With Gabe’s words, I suddenly became aware of the sunlight flooding our car and bodies. I sensed his words came from deep in his soul, and represented his own thinking. This was not a regurgitation of a VBS lesson, this was Gabe’s own truth, and in an instant my little boy was preaching to my heart.
God would never, ever hurt you.
How did my baby know more about God than most adults do?
I remembered what Charles Dickens once said of children—they are so fresh from God. Maybe Gabe had just retrieved a heavenly memory, fashioned from dust by his Maker and implanted in his being long ago for this very moment. Maybe Gabe simply had a pulse on the Divine, during that car ride or in general. All I knew was that he was absolutely correct.
This was the VBS treasure chest.
“Yes! You’re so right, buddy! God would never hurt us! God loves us so much. God loves you so much!” I brushed away hot, happy tears.
“Yeah.” He beamed at me with his school-picture smile and his eyes and nose meeting in a wrinkle. He saw my pride oozing out and he smiled bigger.
I relaxed into my seat with a relief that promised all was well. My internal butterflies quieted, no longer dodging stones. I still harbored concerns about VBS -- what did he hear that he didn't discuss with me? What might he pick up in the future? What inevitable obstacles would intersect his spiritual path in general, and what control, if any, did I have over them? But Gabe reminded me that he brings his own intellect, his own agency, and his own story to his very own faith journey. And that was holy. That was enough.
Gabe’s words to me that day settled somewhere deep and I added them to my very short list of Things I Know For Sure.
Jesus said the kingdom of Heaven belongs to children. Maybe VBS should be the kids teaching the weary adults, I mused to myself as I drove. After all, it’s when we grow older we forget our childlike wisdom. When we grow up, we remember it.

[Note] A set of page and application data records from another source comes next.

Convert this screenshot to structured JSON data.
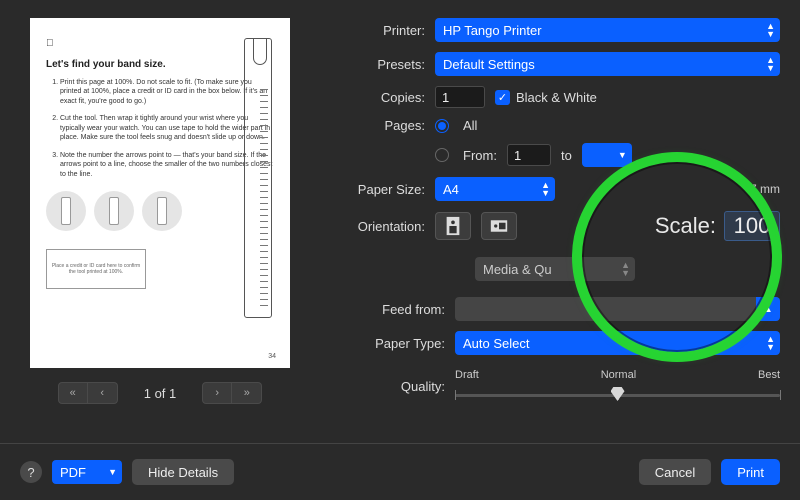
{
  "labels": {
    "printer": "Printer:",
    "presets": "Presets:",
    "copies": "Copies:",
    "bw": "Black & White",
    "pages": "Pages:",
    "all": "All",
    "from": "From:",
    "to": "to",
    "paper_size": "Paper Size:",
    "size_note": "7 mm",
    "orientation": "Orientation:",
    "scale": "Scale:",
    "section": "Media & Qu",
    "feed_from": "Feed from:",
    "paper_type": "Paper Type:",
    "quality": "Quality:",
    "quality_marks": {
      "draft": "Draft",
      "normal": "Normal",
      "best": "Best"
    }
  },
  "values": {
    "printer": "HP Tango Printer",
    "presets": "Default Settings",
    "copies": "1",
    "bw_checked": true,
    "pages_mode": "all",
    "from": "1",
    "to": "",
    "paper_size": "A4",
    "scale": "100",
    "feed_from": "",
    "paper_type": "Auto Select",
    "quality_index": 1
  },
  "pager": {
    "text": "1 of 1"
  },
  "footer": {
    "pdf": "PDF",
    "hide_details": "Hide Details",
    "cancel": "Cancel",
    "print": "Print"
  },
  "preview": {
    "heading": "Let's find your band size.",
    "step1": "Print this page at 100%. Do not scale to fit. (To make sure you printed at 100%, place a credit or ID card in the box below. If it's an exact fit, you're good to go.)",
    "step2": "Cut the tool. Then wrap it tightly around your wrist where you typically wear your watch. You can use tape to hold the wider part in place. Make sure the tool feels snug and doesn't slide up or down.",
    "step3": "Note the number the arrows point to — that's your band size. If the arrows point to a line, choose the smaller of the two numbers closest to the line.",
    "card": "Place a credit or ID card here to confirm the tool printed at 100%.",
    "page_number": "34"
  }
}
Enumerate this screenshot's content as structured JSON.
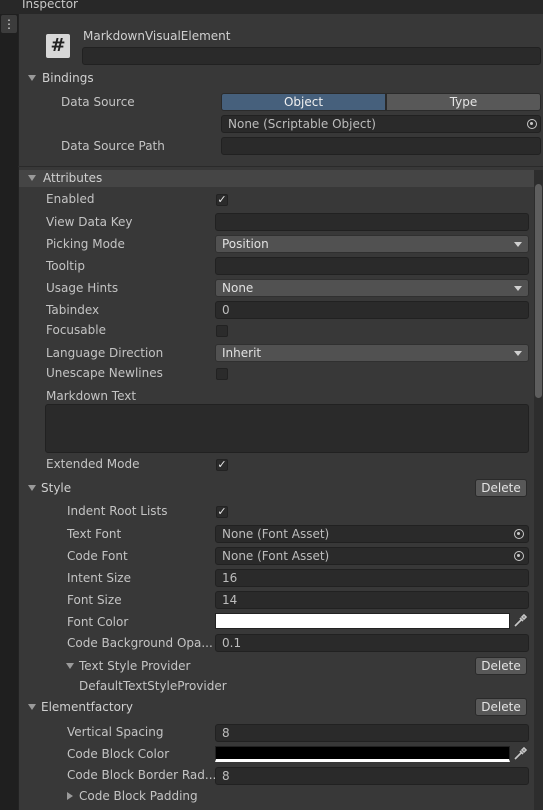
{
  "window": {
    "title": "Inspector"
  },
  "component": {
    "name": "MarkdownVisualElement",
    "name_field_value": ""
  },
  "bindings": {
    "header": "Bindings",
    "data_source_label": "Data Source",
    "tab_object": "Object",
    "tab_type": "Type",
    "object_field_value": "None (Scriptable Object)",
    "data_source_path_label": "Data Source Path",
    "data_source_path_value": ""
  },
  "attributes": {
    "header": "Attributes",
    "enabled_label": "Enabled",
    "enabled": true,
    "view_data_key_label": "View Data Key",
    "view_data_key_value": "",
    "picking_mode_label": "Picking Mode",
    "picking_mode_value": "Position",
    "tooltip_label": "Tooltip",
    "tooltip_value": "",
    "usage_hints_label": "Usage Hints",
    "usage_hints_value": "None",
    "tabindex_label": "Tabindex",
    "tabindex_value": "0",
    "focusable_label": "Focusable",
    "focusable": false,
    "language_direction_label": "Language Direction",
    "language_direction_value": "Inherit",
    "unescape_newlines_label": "Unescape Newlines",
    "unescape_newlines": false,
    "markdown_text_label": "Markdown Text",
    "markdown_text_value": "",
    "extended_mode_label": "Extended Mode",
    "extended_mode": true
  },
  "style": {
    "header": "Style",
    "delete_label": "Delete",
    "indent_root_lists_label": "Indent Root Lists",
    "indent_root_lists": true,
    "text_font_label": "Text Font",
    "text_font_value": "None (Font Asset)",
    "code_font_label": "Code Font",
    "code_font_value": "None (Font Asset)",
    "intent_size_label": "Intent Size",
    "intent_size_value": "16",
    "font_size_label": "Font Size",
    "font_size_value": "14",
    "font_color_label": "Font Color",
    "font_color_value": "#ffffff",
    "code_bg_opacity_label": "Code Background Opa...",
    "code_bg_opacity_value": "0.1",
    "text_style_provider_header": "Text Style Provider",
    "text_style_provider_delete": "Delete",
    "text_style_provider_value": "DefaultTextStyleProvider"
  },
  "element_factory": {
    "header": "Elementfactory",
    "delete_label": "Delete",
    "vertical_spacing_label": "Vertical Spacing",
    "vertical_spacing_value": "8",
    "code_block_color_label": "Code Block Color",
    "code_block_color_value": "#000000",
    "code_block_border_radius_label": "Code Block Border Rad...",
    "code_block_border_radius_value": "8",
    "code_block_padding_label": "Code Block Padding"
  },
  "icons": {
    "component_icon": "hash-icon",
    "object_picker": "object-picker-icon",
    "eyedropper": "eyedropper-icon",
    "kebab": "kebab-menu-icon"
  },
  "colors": {
    "background": "#383838",
    "selected_tab": "#46607c",
    "field_background": "#2a2a2a",
    "dropdown_background": "#515151"
  }
}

“Truly I tell you, unless you change and become like children, you will never enter the kingdom of heaven. Whoever becomes humble like this child is the greatest in the kingdom of heaven.” — Matthew 18: 3,4

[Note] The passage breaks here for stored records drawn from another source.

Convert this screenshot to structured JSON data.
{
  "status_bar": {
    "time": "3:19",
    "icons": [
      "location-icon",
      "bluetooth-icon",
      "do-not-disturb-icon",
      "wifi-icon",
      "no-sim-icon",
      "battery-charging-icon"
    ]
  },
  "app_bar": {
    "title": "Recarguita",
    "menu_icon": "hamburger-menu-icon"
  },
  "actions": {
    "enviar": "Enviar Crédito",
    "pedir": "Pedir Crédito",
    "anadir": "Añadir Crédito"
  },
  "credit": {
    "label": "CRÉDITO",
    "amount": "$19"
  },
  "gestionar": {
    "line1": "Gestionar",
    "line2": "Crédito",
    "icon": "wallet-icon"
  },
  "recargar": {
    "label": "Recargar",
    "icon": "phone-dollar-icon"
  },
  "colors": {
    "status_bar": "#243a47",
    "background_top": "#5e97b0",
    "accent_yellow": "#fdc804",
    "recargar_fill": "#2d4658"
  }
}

Halley Kim is a writer and lactation consultant who lives in St. Louis, MO with her husband and three kids. She has published essays with The Junia Project, Mothers Always Write, and Scraping Raisins. She blogs at halleykim.com where she writes about shape-shifting faith, inconvenient questions, justice work, and wayward journeys.